WHAT TO WORK ON:
Can you give all the records again without altering a single character?

TASK INPUT:

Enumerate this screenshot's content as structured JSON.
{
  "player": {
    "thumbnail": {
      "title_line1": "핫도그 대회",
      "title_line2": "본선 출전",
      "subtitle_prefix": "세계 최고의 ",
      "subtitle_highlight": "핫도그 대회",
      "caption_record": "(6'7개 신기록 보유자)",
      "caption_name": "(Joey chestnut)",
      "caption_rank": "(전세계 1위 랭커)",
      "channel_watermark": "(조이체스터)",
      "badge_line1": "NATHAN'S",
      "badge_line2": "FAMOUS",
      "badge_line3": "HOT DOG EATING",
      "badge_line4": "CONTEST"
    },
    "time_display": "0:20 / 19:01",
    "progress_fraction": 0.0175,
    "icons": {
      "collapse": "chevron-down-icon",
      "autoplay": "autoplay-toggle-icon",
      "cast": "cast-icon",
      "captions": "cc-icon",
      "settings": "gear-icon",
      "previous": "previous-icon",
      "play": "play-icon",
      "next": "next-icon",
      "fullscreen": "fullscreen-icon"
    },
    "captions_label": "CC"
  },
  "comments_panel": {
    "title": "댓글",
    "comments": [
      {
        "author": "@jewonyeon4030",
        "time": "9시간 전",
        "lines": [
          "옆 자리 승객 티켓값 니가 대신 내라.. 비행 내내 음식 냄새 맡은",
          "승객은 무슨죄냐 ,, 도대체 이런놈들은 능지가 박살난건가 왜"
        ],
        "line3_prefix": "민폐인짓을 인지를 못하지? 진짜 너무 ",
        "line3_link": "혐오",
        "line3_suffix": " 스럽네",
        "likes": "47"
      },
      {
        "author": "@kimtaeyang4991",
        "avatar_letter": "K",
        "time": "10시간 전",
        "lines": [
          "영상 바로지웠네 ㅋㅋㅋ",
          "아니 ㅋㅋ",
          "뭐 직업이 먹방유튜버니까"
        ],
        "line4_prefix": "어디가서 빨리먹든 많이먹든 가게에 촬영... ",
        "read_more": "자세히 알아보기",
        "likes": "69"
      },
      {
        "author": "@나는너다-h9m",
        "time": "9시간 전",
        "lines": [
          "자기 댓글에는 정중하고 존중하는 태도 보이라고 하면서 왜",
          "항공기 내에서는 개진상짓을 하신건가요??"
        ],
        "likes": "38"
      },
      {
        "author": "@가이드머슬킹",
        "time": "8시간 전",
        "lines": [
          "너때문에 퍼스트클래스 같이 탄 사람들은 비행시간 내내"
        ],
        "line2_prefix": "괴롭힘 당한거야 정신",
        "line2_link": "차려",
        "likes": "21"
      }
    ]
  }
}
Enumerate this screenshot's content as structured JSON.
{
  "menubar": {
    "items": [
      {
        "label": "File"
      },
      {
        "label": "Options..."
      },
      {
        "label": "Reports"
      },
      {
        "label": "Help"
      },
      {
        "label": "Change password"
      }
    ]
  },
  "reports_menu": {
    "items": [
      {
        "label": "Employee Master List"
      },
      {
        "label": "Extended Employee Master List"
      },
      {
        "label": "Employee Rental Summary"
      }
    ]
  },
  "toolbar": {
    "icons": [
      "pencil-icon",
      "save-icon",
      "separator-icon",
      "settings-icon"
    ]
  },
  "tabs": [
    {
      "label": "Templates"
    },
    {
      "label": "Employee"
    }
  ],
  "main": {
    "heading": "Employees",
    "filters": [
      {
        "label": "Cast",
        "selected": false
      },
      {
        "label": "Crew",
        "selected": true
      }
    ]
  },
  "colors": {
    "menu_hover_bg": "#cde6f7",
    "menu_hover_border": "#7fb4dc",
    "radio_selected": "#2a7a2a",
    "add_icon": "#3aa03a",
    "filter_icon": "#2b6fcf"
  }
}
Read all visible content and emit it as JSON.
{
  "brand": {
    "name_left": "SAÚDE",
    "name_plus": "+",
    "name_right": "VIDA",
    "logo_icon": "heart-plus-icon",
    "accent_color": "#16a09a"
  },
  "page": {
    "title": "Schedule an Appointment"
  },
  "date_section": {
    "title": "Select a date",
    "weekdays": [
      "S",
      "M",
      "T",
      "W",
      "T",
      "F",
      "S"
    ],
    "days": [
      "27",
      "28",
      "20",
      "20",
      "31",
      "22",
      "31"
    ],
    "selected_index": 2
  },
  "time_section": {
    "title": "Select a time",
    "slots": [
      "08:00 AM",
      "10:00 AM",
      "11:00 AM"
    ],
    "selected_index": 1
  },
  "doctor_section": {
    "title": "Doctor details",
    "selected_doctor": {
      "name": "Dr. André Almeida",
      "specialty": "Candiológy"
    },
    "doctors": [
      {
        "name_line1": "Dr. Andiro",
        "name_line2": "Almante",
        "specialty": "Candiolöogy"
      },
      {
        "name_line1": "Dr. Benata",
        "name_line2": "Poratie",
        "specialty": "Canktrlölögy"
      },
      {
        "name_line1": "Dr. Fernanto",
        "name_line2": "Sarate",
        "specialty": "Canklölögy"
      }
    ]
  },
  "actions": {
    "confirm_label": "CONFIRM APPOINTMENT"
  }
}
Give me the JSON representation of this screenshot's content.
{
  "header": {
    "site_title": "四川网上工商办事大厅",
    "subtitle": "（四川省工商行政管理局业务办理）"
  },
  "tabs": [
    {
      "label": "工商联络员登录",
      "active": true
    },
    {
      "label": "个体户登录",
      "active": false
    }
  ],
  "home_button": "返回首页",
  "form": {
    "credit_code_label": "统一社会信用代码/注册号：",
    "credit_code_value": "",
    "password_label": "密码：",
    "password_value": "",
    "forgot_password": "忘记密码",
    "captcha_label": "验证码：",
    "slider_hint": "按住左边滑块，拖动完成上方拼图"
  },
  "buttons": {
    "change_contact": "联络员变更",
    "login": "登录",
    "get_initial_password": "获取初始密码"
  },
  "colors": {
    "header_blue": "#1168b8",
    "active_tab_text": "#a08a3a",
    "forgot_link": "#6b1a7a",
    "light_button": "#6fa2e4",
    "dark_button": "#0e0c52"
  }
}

EXERCISE SOLUTION:
Enumerate this screenshot's content as structured JSON.
{
  "player": {
    "thumbnail": {
      "title_line1": "핫도그 대회",
      "title_line2": "본선 출전",
      "subtitle_prefix": "세계 최고의 ",
      "subtitle_highlight": "핫도그 대회",
      "caption_record": "(6'7개 신기록 보유자)",
      "caption_name": "(Joey chestnut)",
      "caption_rank": "(전세계 1위 랭커)",
      "channel_watermark": "(조이체스터)",
      "badge_line1": "NATHAN'S",
      "badge_line2": "FAMOUS",
      "badge_line3": "HOT DOG EATING",
      "badge_line4": "CONTEST"
    },
    "time_display": "0:20 / 19:01",
    "progress_fraction": 0.0175,
    "icons": {
      "collapse": "chevron-down-icon",
      "autoplay": "autoplay-toggle-icon",
      "cast": "cast-icon",
      "captions": "cc-icon",
      "settings": "gear-icon",
      "previous": "previous-icon",
      "play": "play-icon",
      "next": "next-icon",
      "fullscreen": "fullscreen-icon"
    },
    "captions_label": "CC"
  },
  "comments_panel": {
    "title": "댓글",
    "comments": [
      {
        "author": "@jewonyeon4030",
        "time": "9시간 전",
        "lines": [
          "옆 자리 승객 티켓값 니가 대신 내라.. 비행 내내 음식 냄새 맡은",
          "승객은 무슨죄냐 ,, 도대체 이런놈들은 능지가 박살난건가 왜"
        ],
        "line3_prefix": "민폐인짓을 인지를 못하지? 진짜 너무 ",
        "line3_link": "혐오",
        "line3_suffix": " 스럽네",
        "likes": "47"
      },
      {
        "author": "@kimtaeyang4991",
        "avatar_letter": "K",
        "time": "10시간 전",
        "lines": [
          "영상 바로지웠네 ㅋㅋㅋ",
          "아니 ㅋㅋ",
          "뭐 직업이 먹방유튜버니까"
        ],
        "line4_prefix": "어디가서 빨리먹든 많이먹든 가게에 촬영... ",
        "read_more": "자세히 알아보기",
        "likes": "69"
      },
      {
        "author": "@나는너다-h9m",
        "time": "9시간 전",
        "lines": [
          "자기 댓글에는 정중하고 존중하는 태도 보이라고 하면서 왜",
          "항공기 내에서는 개진상짓을 하신건가요??"
        ],
        "likes": "38"
      },
      {
        "author": "@가이드머슬킹",
        "time": "8시간 전",
        "lines": [
          "너때문에 퍼스트클래스 같이 탄 사람들은 비행시간 내내"
        ],
        "line2_prefix": "괴롭힘 당한거야 정신",
        "line2_link": "차려",
        "likes": "21"
      }
    ]
  }
}
Enumerate this screenshot's content as structured JSON.
{
  "menubar": {
    "items": [
      {
        "label": "File"
      },
      {
        "label": "Options..."
      },
      {
        "label": "Reports"
      },
      {
        "label": "Help"
      },
      {
        "label": "Change password"
      }
    ]
  },
  "reports_menu": {
    "items": [
      {
        "label": "Employee Master List"
      },
      {
        "label": "Extended Employee Master List"
      },
      {
        "label": "Employee Rental Summary"
      }
    ]
  },
  "toolbar": {
    "icons": [
      "pencil-icon",
      "save-icon",
      "separator-icon",
      "settings-icon"
    ]
  },
  "tabs": [
    {
      "label": "Templates"
    },
    {
      "label": "Employee"
    }
  ],
  "main": {
    "heading": "Employees",
    "filters": [
      {
        "label": "Cast",
        "selected": false
      },
      {
        "label": "Crew",
        "selected": true
      }
    ]
  },
  "colors": {
    "menu_hover_bg": "#cde6f7",
    "menu_hover_border": "#7fb4dc",
    "radio_selected": "#2a7a2a",
    "add_icon": "#3aa03a",
    "filter_icon": "#2b6fcf"
  }
}
Read all visible content and emit it as JSON.
{
  "brand": {
    "name_left": "SAÚDE",
    "name_plus": "+",
    "name_right": "VIDA",
    "logo_icon": "heart-plus-icon",
    "accent_color": "#16a09a"
  },
  "page": {
    "title": "Schedule an Appointment"
  },
  "date_section": {
    "title": "Select a date",
    "weekdays": [
      "S",
      "M",
      "T",
      "W",
      "T",
      "F",
      "S"
    ],
    "days": [
      "27",
      "28",
      "20",
      "20",
      "31",
      "22",
      "31"
    ],
    "selected_index": 2
  },
  "time_section": {
    "title": "Select a time",
    "slots": [
      "08:00 AM",
      "10:00 AM",
      "11:00 AM"
    ],
    "selected_index": 1
  },
  "doctor_section": {
    "title": "Doctor details",
    "selected_doctor": {
      "name": "Dr. André Almeida",
      "specialty": "Candiológy"
    },
    "doctors": [
      {
        "name_line1": "Dr. Andiro",
        "name_line2": "Almante",
        "specialty": "Candiolöogy"
      },
      {
        "name_line1": "Dr. Benata",
        "name_line2": "Poratie",
        "specialty": "Canktrlölögy"
      },
      {
        "name_line1": "Dr. Fernanto",
        "name_line2": "Sarate",
        "specialty": "Canklölögy"
      }
    ]
  },
  "actions": {
    "confirm_label": "CONFIRM APPOINTMENT"
  }
}
Give me the JSON representation of this screenshot's content.
{
  "header": {
    "site_title": "四川网上工商办事大厅",
    "subtitle": "（四川省工商行政管理局业务办理）"
  },
  "tabs": [
    {
      "label": "工商联络员登录",
      "active": true
    },
    {
      "label": "个体户登录",
      "active": false
    }
  ],
  "home_button": "返回首页",
  "form": {
    "credit_code_label": "统一社会信用代码/注册号：",
    "credit_code_value": "",
    "password_label": "密码：",
    "password_value": "",
    "forgot_password": "忘记密码",
    "captcha_label": "验证码：",
    "slider_hint": "按住左边滑块，拖动完成上方拼图"
  },
  "buttons": {
    "change_contact": "联络员变更",
    "login": "登录",
    "get_initial_password": "获取初始密码"
  },
  "colors": {
    "header_blue": "#1168b8",
    "active_tab_text": "#a08a3a",
    "forgot_link": "#6b1a7a",
    "light_button": "#6fa2e4",
    "dark_button": "#0e0c52"
  }
}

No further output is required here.